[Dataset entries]

########

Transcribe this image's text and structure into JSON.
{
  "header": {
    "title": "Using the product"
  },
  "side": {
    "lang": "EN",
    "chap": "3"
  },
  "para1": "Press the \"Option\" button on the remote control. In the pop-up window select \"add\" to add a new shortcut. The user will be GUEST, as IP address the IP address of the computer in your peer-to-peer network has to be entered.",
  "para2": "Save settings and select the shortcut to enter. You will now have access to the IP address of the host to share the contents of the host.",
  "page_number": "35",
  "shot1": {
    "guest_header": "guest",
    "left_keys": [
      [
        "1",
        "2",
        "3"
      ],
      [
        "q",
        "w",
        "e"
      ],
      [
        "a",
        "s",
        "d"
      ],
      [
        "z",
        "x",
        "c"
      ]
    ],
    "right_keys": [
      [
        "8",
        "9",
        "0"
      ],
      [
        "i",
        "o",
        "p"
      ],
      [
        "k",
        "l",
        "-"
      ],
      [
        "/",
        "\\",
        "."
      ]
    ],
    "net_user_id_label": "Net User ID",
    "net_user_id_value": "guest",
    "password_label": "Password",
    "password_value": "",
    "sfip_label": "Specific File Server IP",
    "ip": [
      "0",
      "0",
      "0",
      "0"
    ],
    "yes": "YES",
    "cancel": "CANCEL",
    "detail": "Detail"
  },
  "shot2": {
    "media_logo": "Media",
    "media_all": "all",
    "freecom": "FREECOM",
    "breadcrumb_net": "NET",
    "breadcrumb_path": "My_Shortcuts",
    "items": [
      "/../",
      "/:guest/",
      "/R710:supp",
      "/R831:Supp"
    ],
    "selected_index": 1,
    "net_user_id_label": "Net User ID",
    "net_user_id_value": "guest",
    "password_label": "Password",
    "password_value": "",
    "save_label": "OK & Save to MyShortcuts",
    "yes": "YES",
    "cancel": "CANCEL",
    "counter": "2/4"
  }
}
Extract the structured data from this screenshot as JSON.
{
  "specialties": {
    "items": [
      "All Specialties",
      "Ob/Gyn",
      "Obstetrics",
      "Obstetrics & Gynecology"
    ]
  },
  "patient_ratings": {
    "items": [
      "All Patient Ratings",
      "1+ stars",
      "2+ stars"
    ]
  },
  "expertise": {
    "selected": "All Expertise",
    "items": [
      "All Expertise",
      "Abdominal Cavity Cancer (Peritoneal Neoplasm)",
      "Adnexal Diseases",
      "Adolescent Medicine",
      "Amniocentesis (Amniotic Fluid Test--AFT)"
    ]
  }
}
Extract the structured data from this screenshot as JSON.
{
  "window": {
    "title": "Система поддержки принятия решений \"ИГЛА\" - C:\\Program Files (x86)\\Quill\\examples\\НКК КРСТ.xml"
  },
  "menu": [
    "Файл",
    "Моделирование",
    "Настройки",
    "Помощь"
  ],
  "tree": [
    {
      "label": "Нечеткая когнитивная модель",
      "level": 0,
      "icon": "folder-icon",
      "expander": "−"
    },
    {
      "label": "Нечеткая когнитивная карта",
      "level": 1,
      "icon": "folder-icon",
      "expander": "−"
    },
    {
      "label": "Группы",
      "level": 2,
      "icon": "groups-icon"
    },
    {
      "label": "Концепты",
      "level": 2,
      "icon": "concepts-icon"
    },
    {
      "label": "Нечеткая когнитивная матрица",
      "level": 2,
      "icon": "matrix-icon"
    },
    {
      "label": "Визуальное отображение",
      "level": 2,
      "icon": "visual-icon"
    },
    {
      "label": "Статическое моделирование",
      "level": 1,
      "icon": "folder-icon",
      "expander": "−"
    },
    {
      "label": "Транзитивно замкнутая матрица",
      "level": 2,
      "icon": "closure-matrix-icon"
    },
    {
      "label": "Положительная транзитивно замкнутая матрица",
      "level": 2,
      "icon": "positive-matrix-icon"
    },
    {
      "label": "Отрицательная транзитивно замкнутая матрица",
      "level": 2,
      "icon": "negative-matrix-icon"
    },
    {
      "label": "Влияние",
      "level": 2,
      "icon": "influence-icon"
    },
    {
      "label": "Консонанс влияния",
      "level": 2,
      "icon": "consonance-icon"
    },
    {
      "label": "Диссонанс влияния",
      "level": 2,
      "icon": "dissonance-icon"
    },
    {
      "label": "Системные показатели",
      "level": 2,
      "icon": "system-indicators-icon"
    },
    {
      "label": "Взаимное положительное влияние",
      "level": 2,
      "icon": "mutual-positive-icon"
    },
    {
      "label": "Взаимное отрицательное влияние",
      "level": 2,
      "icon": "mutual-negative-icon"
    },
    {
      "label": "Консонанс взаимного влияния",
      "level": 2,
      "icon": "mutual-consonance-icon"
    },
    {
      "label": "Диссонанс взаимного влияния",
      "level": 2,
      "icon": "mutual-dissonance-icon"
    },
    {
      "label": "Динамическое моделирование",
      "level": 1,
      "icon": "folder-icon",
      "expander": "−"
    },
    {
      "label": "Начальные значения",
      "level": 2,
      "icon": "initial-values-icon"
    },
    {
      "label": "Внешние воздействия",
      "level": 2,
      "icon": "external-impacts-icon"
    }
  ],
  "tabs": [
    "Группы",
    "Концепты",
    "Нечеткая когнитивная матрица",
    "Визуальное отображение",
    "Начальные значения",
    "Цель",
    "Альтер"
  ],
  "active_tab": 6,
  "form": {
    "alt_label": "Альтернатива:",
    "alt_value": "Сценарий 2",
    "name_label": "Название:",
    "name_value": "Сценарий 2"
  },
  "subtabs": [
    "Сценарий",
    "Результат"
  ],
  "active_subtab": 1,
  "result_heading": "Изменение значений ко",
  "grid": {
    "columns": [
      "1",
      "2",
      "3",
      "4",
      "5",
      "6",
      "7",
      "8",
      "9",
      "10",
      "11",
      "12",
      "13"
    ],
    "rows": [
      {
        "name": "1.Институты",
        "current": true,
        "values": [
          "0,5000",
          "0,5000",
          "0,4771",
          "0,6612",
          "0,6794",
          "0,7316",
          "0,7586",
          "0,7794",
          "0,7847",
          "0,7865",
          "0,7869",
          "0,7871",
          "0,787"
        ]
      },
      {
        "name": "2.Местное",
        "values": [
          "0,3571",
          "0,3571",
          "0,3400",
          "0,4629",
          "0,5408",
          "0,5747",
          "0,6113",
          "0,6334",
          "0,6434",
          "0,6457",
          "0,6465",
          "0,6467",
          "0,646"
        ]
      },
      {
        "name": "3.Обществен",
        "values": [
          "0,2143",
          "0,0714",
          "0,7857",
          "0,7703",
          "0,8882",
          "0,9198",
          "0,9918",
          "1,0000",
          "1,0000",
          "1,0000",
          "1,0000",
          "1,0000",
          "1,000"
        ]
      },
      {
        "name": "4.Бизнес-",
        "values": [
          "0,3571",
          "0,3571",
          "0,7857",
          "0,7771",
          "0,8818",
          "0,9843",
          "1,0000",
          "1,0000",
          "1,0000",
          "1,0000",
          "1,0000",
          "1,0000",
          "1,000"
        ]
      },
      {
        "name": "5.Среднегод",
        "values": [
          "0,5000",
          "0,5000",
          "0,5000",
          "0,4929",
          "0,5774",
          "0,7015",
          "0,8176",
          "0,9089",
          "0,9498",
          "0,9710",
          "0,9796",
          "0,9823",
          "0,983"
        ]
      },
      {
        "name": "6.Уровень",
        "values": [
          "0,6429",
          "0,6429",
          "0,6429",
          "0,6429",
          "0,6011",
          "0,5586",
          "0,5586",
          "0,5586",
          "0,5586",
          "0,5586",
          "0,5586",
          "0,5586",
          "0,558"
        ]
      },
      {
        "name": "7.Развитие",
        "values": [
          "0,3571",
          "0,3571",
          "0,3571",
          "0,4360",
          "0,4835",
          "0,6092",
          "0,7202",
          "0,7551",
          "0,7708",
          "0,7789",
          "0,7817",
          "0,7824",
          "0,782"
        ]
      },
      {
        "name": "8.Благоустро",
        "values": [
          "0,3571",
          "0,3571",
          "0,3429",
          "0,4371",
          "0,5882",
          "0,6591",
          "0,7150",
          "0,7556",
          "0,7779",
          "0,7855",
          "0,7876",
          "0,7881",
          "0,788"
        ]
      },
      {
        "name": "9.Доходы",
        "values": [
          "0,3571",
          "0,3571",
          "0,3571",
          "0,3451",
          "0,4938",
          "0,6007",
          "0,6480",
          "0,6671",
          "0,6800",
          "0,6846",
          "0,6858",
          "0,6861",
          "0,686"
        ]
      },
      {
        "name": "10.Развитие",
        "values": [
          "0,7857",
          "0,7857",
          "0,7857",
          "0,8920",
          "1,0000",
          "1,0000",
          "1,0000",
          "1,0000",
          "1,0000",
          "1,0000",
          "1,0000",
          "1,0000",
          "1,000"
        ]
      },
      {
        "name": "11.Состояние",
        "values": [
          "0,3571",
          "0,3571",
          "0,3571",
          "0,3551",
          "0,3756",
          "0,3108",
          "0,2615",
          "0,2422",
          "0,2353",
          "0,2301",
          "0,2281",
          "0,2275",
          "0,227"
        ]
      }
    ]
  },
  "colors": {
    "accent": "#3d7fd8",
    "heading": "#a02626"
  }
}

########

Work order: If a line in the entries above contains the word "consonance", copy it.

Final answer:
      "icon": "consonance-icon"
      "icon": "mutual-consonance-icon"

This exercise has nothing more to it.